Stored records
================

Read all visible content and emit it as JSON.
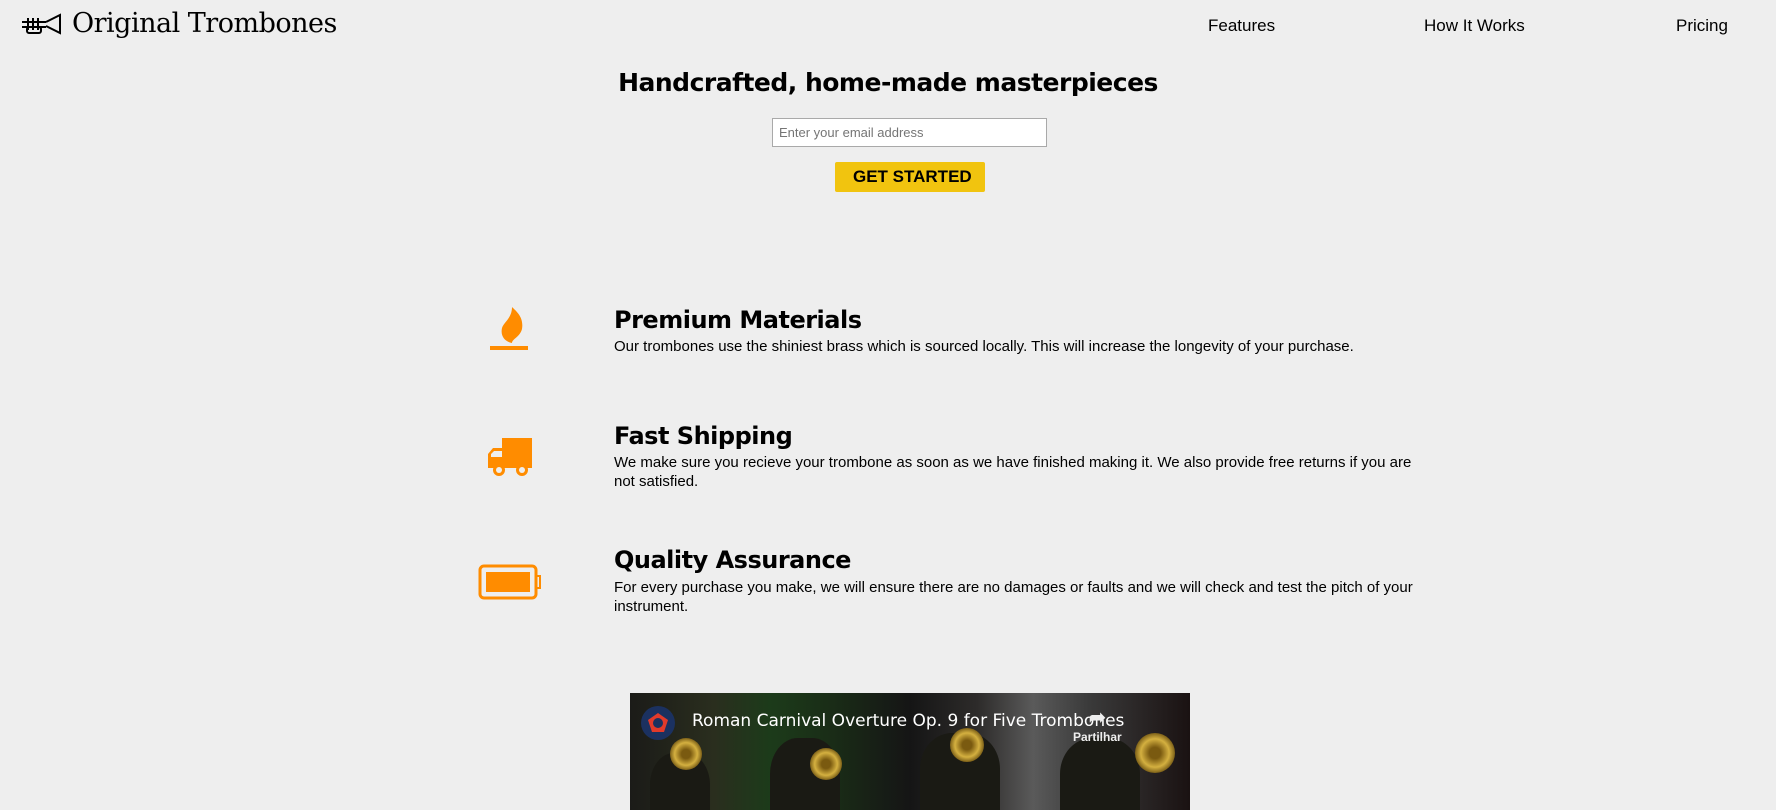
{
  "header": {
    "brand": "Original Trombones",
    "nav": [
      "Features",
      "How It Works",
      "Pricing"
    ]
  },
  "hero": {
    "title": "Handcrafted, home-made masterpieces",
    "email_placeholder": "Enter your email address",
    "cta": "GET STARTED"
  },
  "features": [
    {
      "icon": "flame-icon",
      "title": "Premium Materials",
      "desc": "Our trombones use the shiniest brass which is sourced locally. This will increase the longevity of your purchase."
    },
    {
      "icon": "truck-icon",
      "title": "Fast Shipping",
      "desc": "We make sure you recieve your trombone as soon as we have finished making it. We also provide free returns if you are not satisfied."
    },
    {
      "icon": "battery-icon",
      "title": "Quality Assurance",
      "desc": "For every purchase you make, we will ensure there are no damages or faults and we will check and test the pitch of your instrument."
    }
  ],
  "video": {
    "title": "Roman Carnival Overture Op. 9 for Five Trombones",
    "share": "Partilhar"
  },
  "colors": {
    "accent": "#ff8c00",
    "cta": "#f1c40f",
    "background": "#eeeeee"
  }
}
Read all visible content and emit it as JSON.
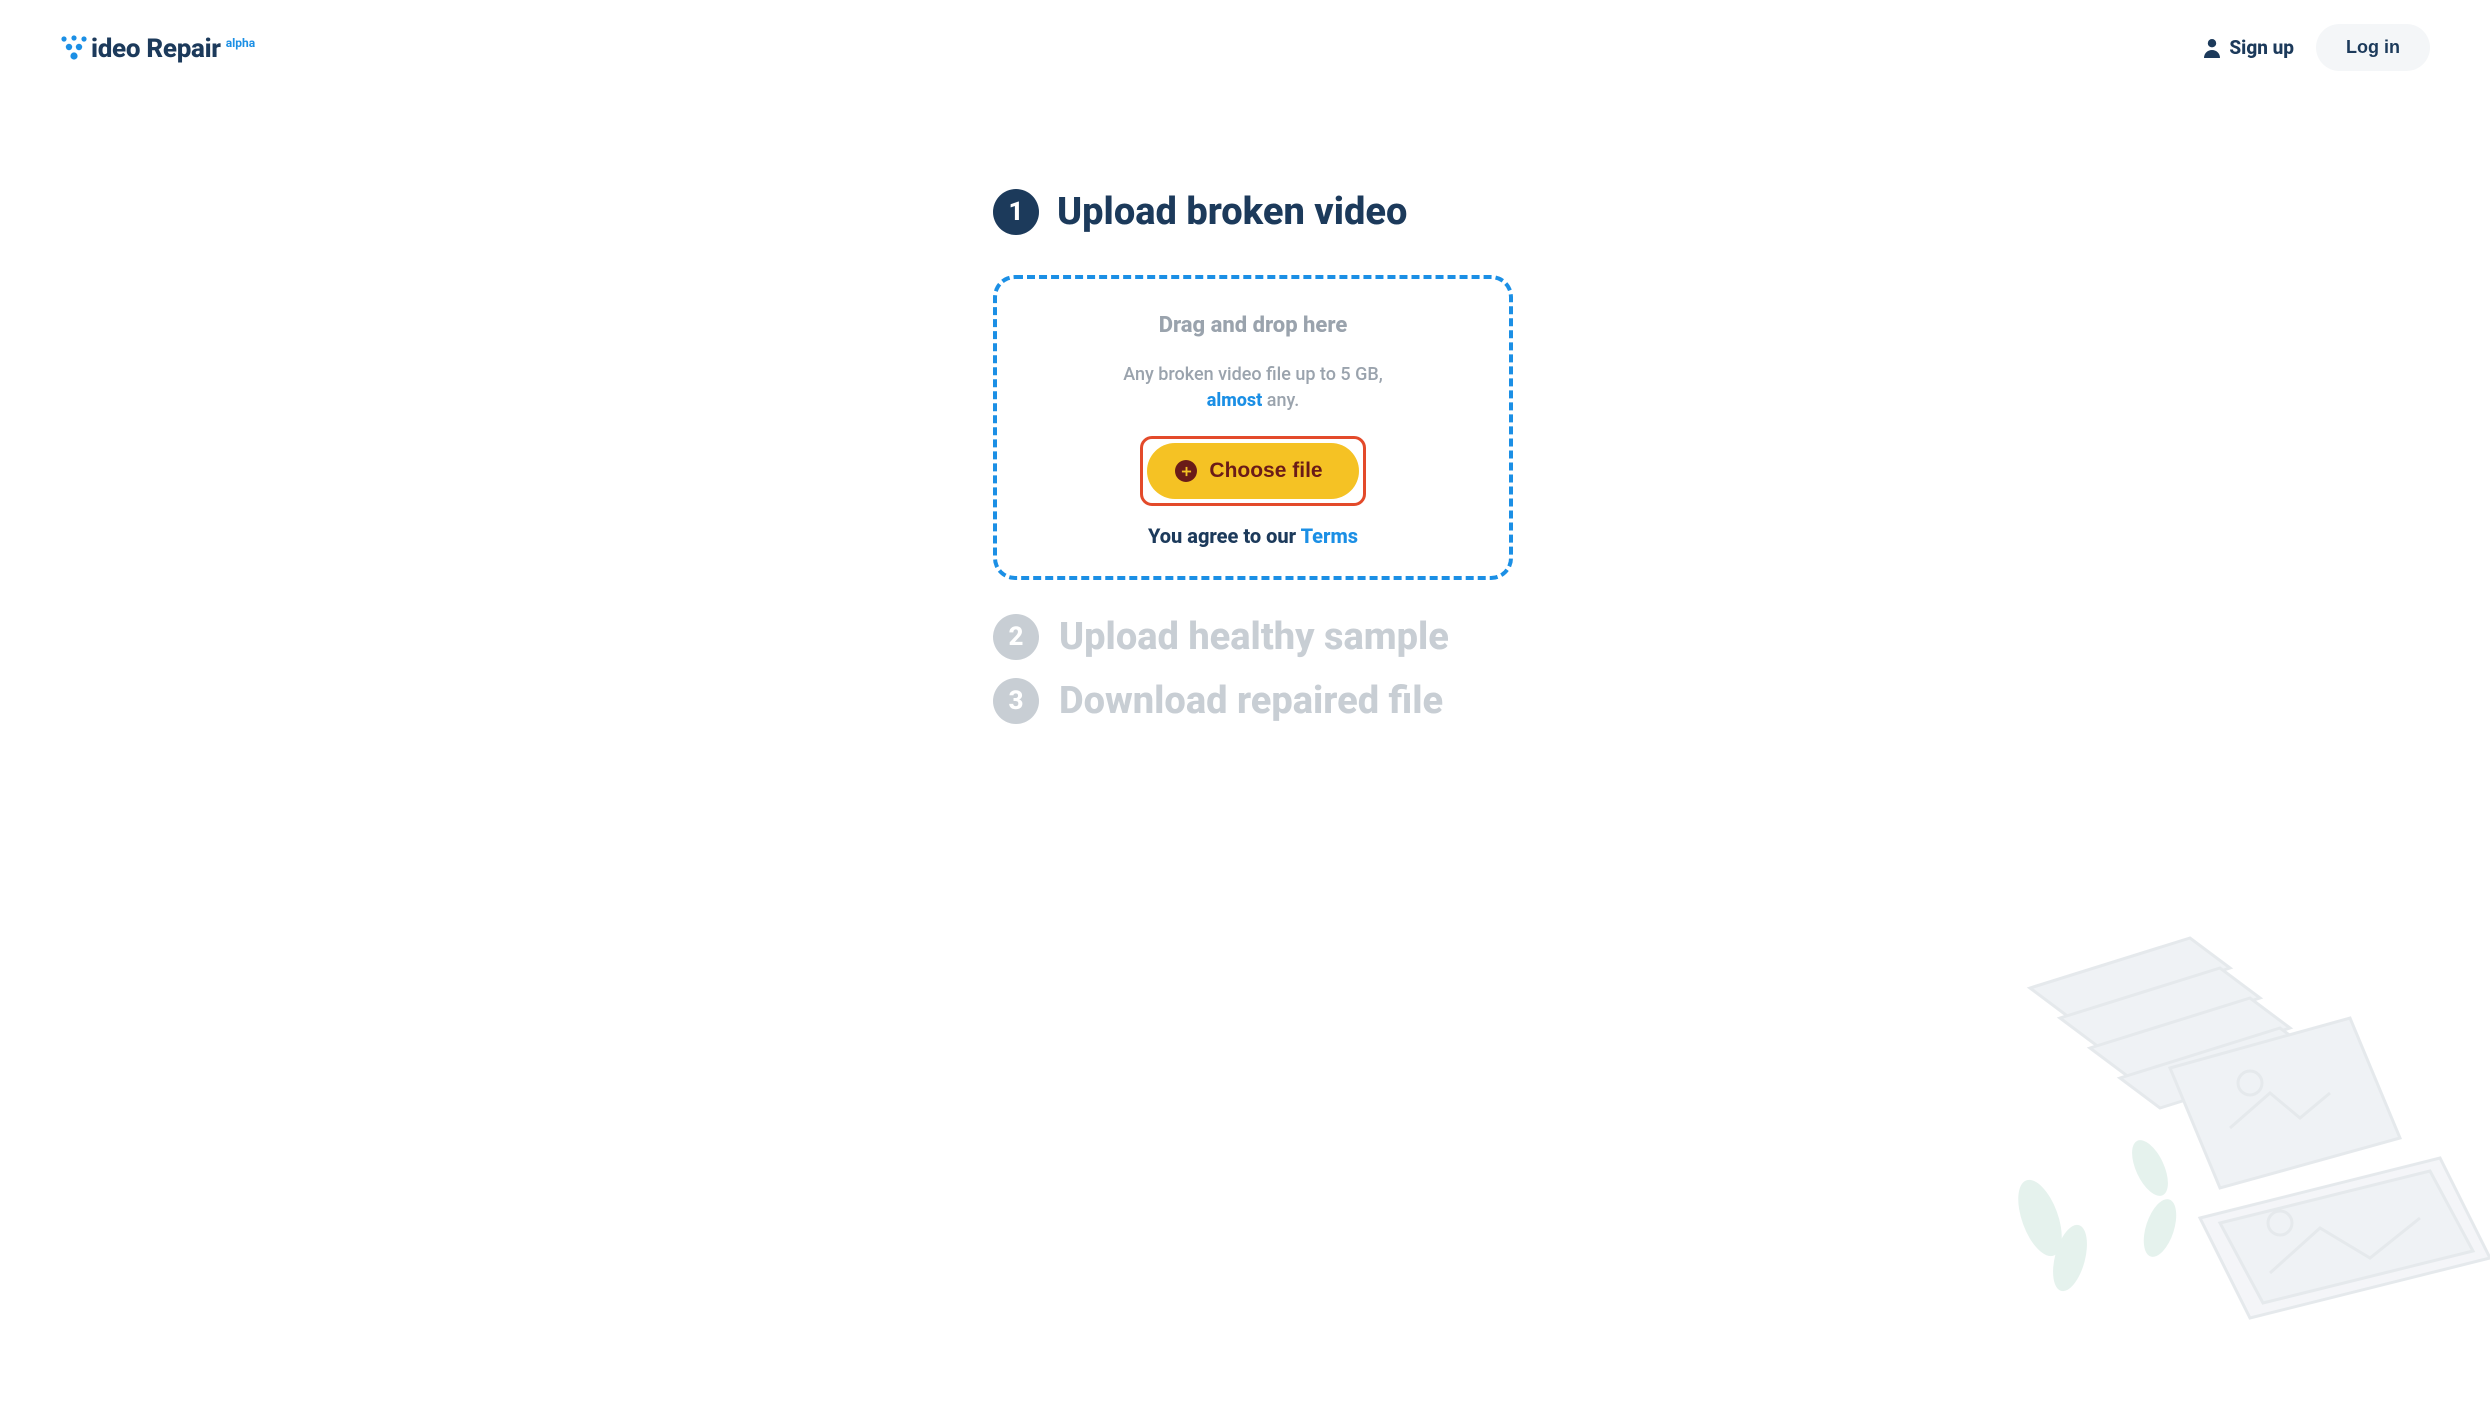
{
  "header": {
    "logo_text": "ideo Repair",
    "logo_alpha": "alpha",
    "signup_label": "Sign up",
    "login_label": "Log in"
  },
  "step1": {
    "badge": "1",
    "title": "Upload broken video",
    "drop_title": "Drag and drop here",
    "drop_sub_prefix": "Any broken video file up to 5 GB,",
    "drop_sub_almost": "almost",
    "drop_sub_suffix": " any.",
    "choose_label": "Choose file",
    "agree_prefix": "You agree to our ",
    "agree_terms": "Terms"
  },
  "step2": {
    "badge": "2",
    "title": "Upload healthy sample"
  },
  "step3": {
    "badge": "3",
    "title": "Download repaired file"
  }
}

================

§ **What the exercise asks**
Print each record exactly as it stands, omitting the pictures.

§ **Response**
Read all visible content and emit it as JSON.
{
  "header": {
    "brand": "Original Trombones",
    "nav": [
      "Features",
      "How It Works",
      "Pricing"
    ]
  },
  "hero": {
    "title": "Handcrafted, home-made masterpieces",
    "email_placeholder": "Enter your email address",
    "cta": "GET STARTED"
  },
  "features": [
    {
      "icon": "flame-icon",
      "title": "Premium Materials",
      "desc": "Our trombones use the shiniest brass which is sourced locally. This will increase the longevity of your purchase."
    },
    {
      "icon": "truck-icon",
      "title": "Fast Shipping",
      "desc": "We make sure you recieve your trombone as soon as we have finished making it. We also provide free returns if you are not satisfied."
    },
    {
      "icon": "battery-icon",
      "title": "Quality Assurance",
      "desc": "For every purchase you make, we will ensure there are no damages or faults and we will check and test the pitch of your instrument."
    }
  ],
  "video": {
    "title": "Roman Carnival Overture Op. 9 for Five Trombones",
    "share": "Partilhar"
  },
  "colors": {
    "accent": "#ff8c00",
    "cta": "#f1c40f",
    "background": "#eeeeee"
  }
}
Read all visible content and emit it as JSON.
{
  "header": {
    "logo_text": "ideo Repair",
    "logo_alpha": "alpha",
    "signup_label": "Sign up",
    "login_label": "Log in"
  },
  "step1": {
    "badge": "1",
    "title": "Upload broken video",
    "drop_title": "Drag and drop here",
    "drop_sub_prefix": "Any broken video file up to 5 GB,",
    "drop_sub_almost": "almost",
    "drop_sub_suffix": " any.",
    "choose_label": "Choose file",
    "agree_prefix": "You agree to our ",
    "agree_terms": "Terms"
  },
  "step2": {
    "badge": "2",
    "title": "Upload healthy sample"
  },
  "step3": {
    "badge": "3",
    "title": "Download repaired file"
  }
}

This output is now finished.